The presidency has denied that assertion, and extra police were deployed to the state earlier this year in response to the violence.
In a statement late on Wednesday, Buhari said “irresponsible politics” had been brought into the communal violence, but solutions would be found and justice done to all concerned.
Buhari contested both the 2011 and 2015 elections against then president Goodluck Jonathan, a Christian from the south.
Seven years ago, Buhari – a Muslim from the north – was defeated after winning in the northern states while Jonathan was victorious in the south and central states.
Buhari won in 2015, becoming the first candidate to defeat an incumbent president, in part because he gained votes in the Middle Belt, where the predominantly Muslim north and Christian south collide.
“The region includes several states that are likely to be hotly contested, including Plateau, Taraba, Nasarawa and the Federal Capital Territory, which the PDP won by margins ranging from three percent to 12 percent in 2015,” said Ben Payton, head of Africa research at Verisk Maplecroft.
In 2011, 694,776 people voted for Jonathan in Benue state and 109,680 backed Buhari. But support for Buhari surged in the state in 2015, where he secured a narrow victory with 373,961 votes to Jonathan’s 303,737.

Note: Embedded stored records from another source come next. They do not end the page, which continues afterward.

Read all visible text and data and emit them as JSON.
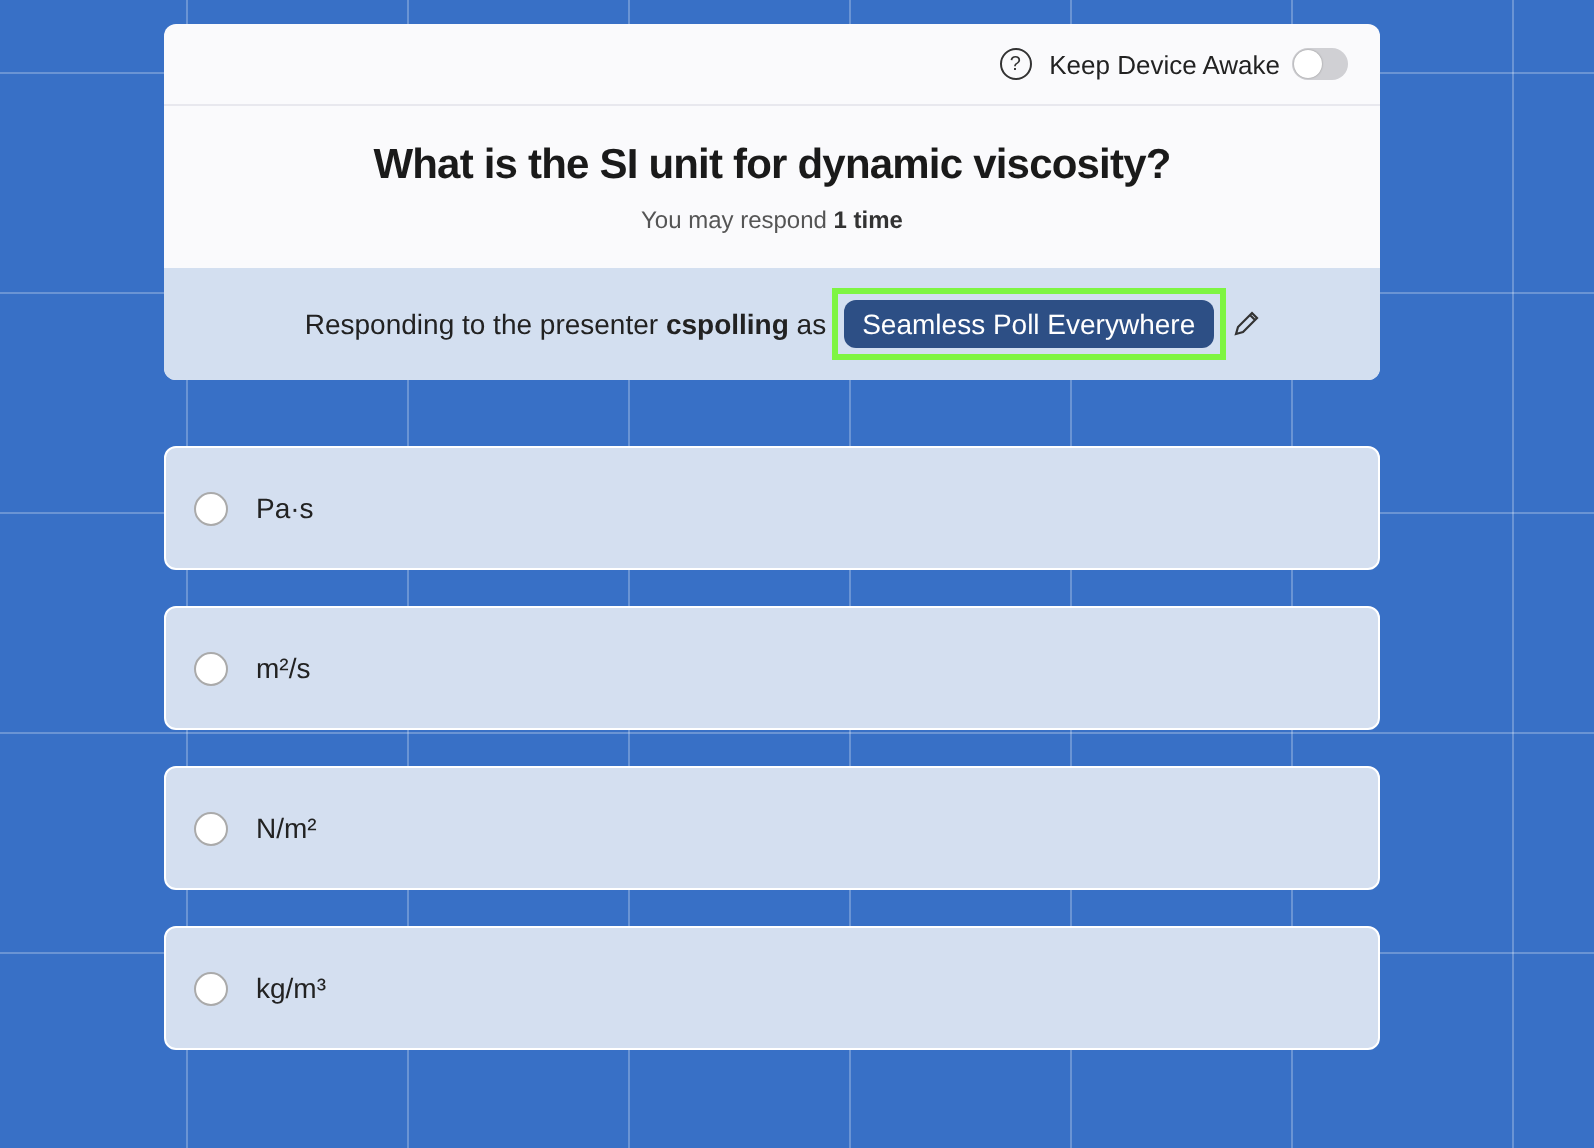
{
  "header": {
    "help_icon": "?",
    "keep_awake": {
      "label": "Keep Device Awake",
      "on": false
    }
  },
  "question": {
    "title": "What is the SI unit for dynamic viscosity?",
    "note": "You may respond **1 time**"
  },
  "responder": {
    "text": "Responding to the presenter **cspolling** as",
    "name": "Seamless Poll Everywhere",
    "highlighted": true
  },
  "options": [
    {
      "label": "Pa·s",
      "selected": false
    },
    {
      "label": "m²/s",
      "selected": false
    },
    {
      "label": "N/m²",
      "selected": false
    },
    {
      "label": "kg/m³",
      "selected": false
    }
  ]
}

The Middle Belt states could play a key role again in a tight race, but Buhari’s stronghold will remain the north and he is unlikely to make inroads in the south, said Malte Liewerscheidt, west Africa analyst at Teneo Intelligence.
“The southwestern region will again prove crucial in deciding the election,” he said, pointing to the coalition that created the ruling APC by enlisting political godfathers in the southwest to bolster northern votes.
“Provided the APC’s constituent parts stay together the party will be very difficult to beat, even though Buhari’s popularity has certainly suffered,” said Liewerscheidt.
In Wurukum market, a bustling labyrinth of stalls selling goods ranging from fruit and vegetables to fabric and livestock in Makurdi’s city center, some who backed Buhari three years ago gave a damning assessment of his tenure.
“It is not what we expected. People are disappointed,” said stall holder Jecintha Eze, 38, of Buhari’s first term, during which the economy fell into recession for the first time in 25 years before emerging from the downturn in early 2017.
“I’m not going to vote for anybody again because we put hope in people a lot in Nigeria, but in the end we are disappointed,” she said, pointing to high unemployment and galloping food prices.
Data this week showed annual inflation in March hit the lowest level in two years, although food inflation remained high at 16.1 percent.
Cletus Dzeremo, who buys and sells wholesale goods, said he did not vote for Buhari in the last election and nothing would encourage him to support the president.
“The economy is not balanced. People are suffering from left to right … and in terms of security he has not done enough.”
But not everyone had given up on Buhari. Market trader Christiana Terdoo said she voted for him in the last election and would do so again.
“I will still vote for him because maybe he will change,” she said.